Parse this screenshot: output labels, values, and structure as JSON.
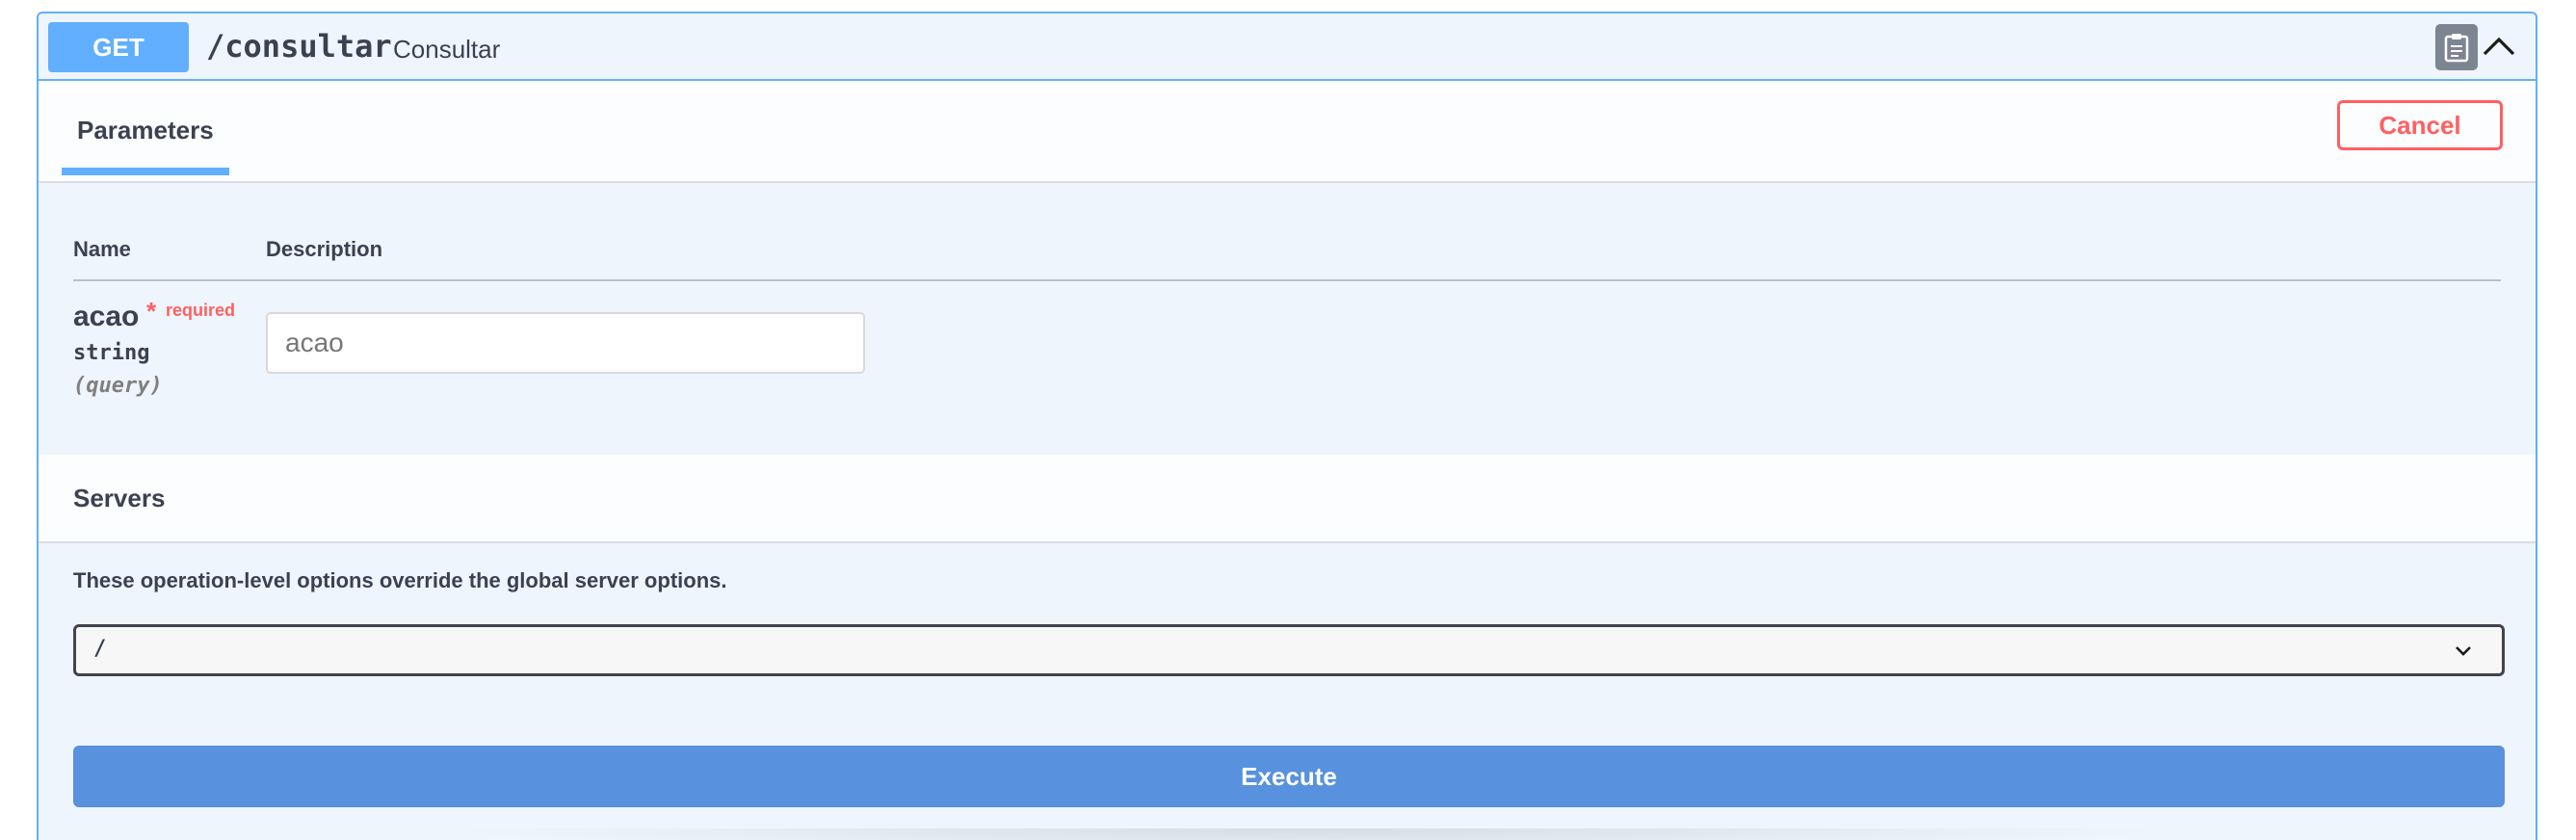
{
  "operation": {
    "method": "GET",
    "path": "/consultar",
    "summary": "Consultar"
  },
  "tabs": {
    "parameters_label": "Parameters",
    "cancel_label": "Cancel"
  },
  "parameters_table": {
    "headers": [
      "Name",
      "Description"
    ],
    "rows": [
      {
        "name": "acao",
        "star": "*",
        "required_label": "required",
        "type": "string",
        "in": "(query)",
        "placeholder": "acao",
        "value": ""
      }
    ]
  },
  "servers": {
    "title": "Servers",
    "note": "These operation-level options override the global server options.",
    "selected": "/"
  },
  "execute_label": "Execute",
  "icons": {
    "copy": "clipboard-icon",
    "collapse": "chevron-up-icon",
    "dropdown": "chevron-down-icon"
  },
  "colors": {
    "get_method": "#61affe",
    "cancel": "#ff6060",
    "execute": "#5891dd"
  }
}
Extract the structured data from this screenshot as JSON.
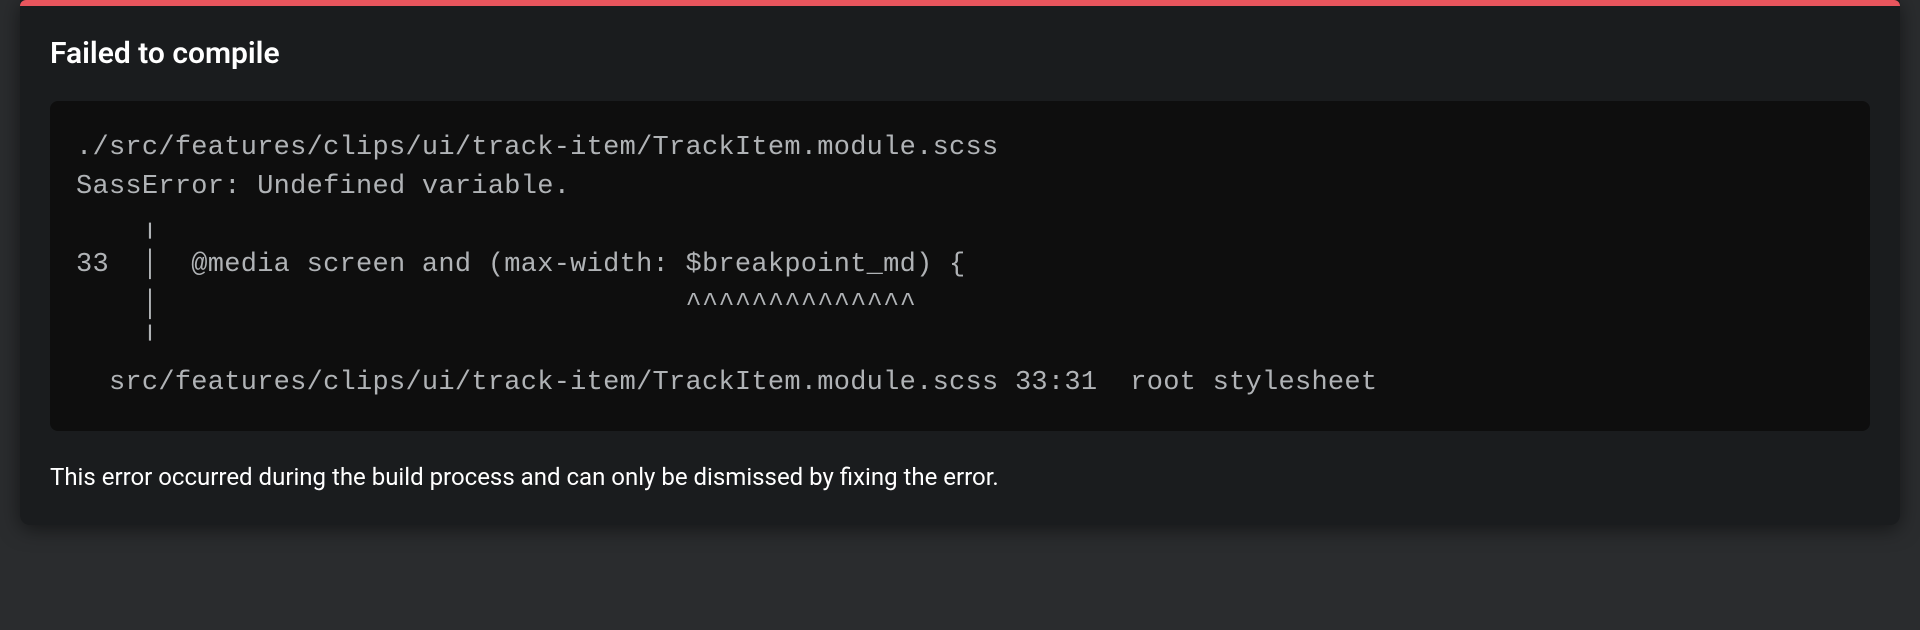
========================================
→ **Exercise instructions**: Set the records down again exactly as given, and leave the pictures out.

→ **Response area**:
Parse this screenshot: output labels, values, and structure as JSON.
{
  "operation": {
    "method": "GET",
    "path": "/consultar",
    "summary": "Consultar"
  },
  "tabs": {
    "parameters_label": "Parameters",
    "cancel_label": "Cancel"
  },
  "parameters_table": {
    "headers": [
      "Name",
      "Description"
    ],
    "rows": [
      {
        "name": "acao",
        "star": "*",
        "required_label": "required",
        "type": "string",
        "in": "(query)",
        "placeholder": "acao",
        "value": ""
      }
    ]
  },
  "servers": {
    "title": "Servers",
    "note": "These operation-level options override the global server options.",
    "selected": "/"
  },
  "execute_label": "Execute",
  "icons": {
    "copy": "clipboard-icon",
    "collapse": "chevron-up-icon",
    "dropdown": "chevron-down-icon"
  },
  "colors": {
    "get_method": "#61affe",
    "cancel": "#ff6060",
    "execute": "#5891dd"
  }
}
Extract the structured data from this screenshot as JSON.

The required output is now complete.